And so it begins. I’ve finally convinced myself to jump back into blogging. Without an attempt or pretext of anonymity, which feels both terrifying and liberating. I will probably be writing about things like Judaism, queerness, gender, liberation, praxis, and the gets-you-stuck-in-the-muck-day-to-day-stickiness that is sort of just how life happens.

First and foremost: I’m a radical queer Jewish femme.

Other things to know about me: I’m a community organizer. I care about collectivity and interdependence. I care about relationships and communities, and the obligations to one another found therein. I care about building collective power, and using it strategically to affect lasting change. I care about dismantling hierarchies. I care about moving toward liberation, rather than simply away from oppression.
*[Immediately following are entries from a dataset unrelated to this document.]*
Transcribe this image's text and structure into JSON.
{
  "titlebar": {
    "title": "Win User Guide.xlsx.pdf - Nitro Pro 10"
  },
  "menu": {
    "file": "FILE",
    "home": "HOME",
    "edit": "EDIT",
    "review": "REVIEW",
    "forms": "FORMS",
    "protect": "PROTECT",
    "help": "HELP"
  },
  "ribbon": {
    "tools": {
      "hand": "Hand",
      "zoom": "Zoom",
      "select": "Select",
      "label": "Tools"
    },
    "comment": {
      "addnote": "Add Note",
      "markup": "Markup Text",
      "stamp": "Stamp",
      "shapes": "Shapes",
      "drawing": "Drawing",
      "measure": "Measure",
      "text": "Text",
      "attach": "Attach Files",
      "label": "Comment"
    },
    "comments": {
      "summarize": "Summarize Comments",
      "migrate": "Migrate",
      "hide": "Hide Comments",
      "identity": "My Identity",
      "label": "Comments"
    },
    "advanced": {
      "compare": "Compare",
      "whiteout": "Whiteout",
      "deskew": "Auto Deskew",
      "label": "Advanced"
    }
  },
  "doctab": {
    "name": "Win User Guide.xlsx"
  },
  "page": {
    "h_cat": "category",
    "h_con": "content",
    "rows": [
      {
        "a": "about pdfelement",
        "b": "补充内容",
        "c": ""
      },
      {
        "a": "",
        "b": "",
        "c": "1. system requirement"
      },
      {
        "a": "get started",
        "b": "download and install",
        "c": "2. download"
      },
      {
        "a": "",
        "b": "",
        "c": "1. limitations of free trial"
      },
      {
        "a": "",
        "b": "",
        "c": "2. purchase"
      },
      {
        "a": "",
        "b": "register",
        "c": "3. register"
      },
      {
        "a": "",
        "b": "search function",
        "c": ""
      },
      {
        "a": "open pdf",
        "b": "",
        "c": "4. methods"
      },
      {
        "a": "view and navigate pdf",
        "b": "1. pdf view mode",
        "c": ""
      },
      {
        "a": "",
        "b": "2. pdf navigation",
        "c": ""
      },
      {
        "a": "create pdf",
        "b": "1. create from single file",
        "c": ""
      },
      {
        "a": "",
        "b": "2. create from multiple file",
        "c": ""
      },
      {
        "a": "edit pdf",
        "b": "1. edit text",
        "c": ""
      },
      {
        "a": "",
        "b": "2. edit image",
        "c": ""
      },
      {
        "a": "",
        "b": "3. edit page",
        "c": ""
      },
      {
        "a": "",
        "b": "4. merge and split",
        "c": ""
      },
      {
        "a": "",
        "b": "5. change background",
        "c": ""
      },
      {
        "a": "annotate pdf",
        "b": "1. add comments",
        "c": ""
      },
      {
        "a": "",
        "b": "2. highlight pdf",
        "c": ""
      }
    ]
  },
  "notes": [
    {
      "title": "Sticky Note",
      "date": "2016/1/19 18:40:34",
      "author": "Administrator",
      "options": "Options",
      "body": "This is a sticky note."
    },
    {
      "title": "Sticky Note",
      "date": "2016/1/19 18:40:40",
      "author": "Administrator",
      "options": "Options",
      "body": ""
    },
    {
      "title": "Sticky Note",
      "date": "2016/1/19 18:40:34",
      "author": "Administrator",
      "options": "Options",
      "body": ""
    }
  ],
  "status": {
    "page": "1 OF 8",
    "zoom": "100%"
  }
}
I care about making the world a better, safer place, a place where every single one of us can bring our most full version of ourselves; a place where we can thrive.

 

Also, I really liked being in this place:
bright orange sunset in nova scotia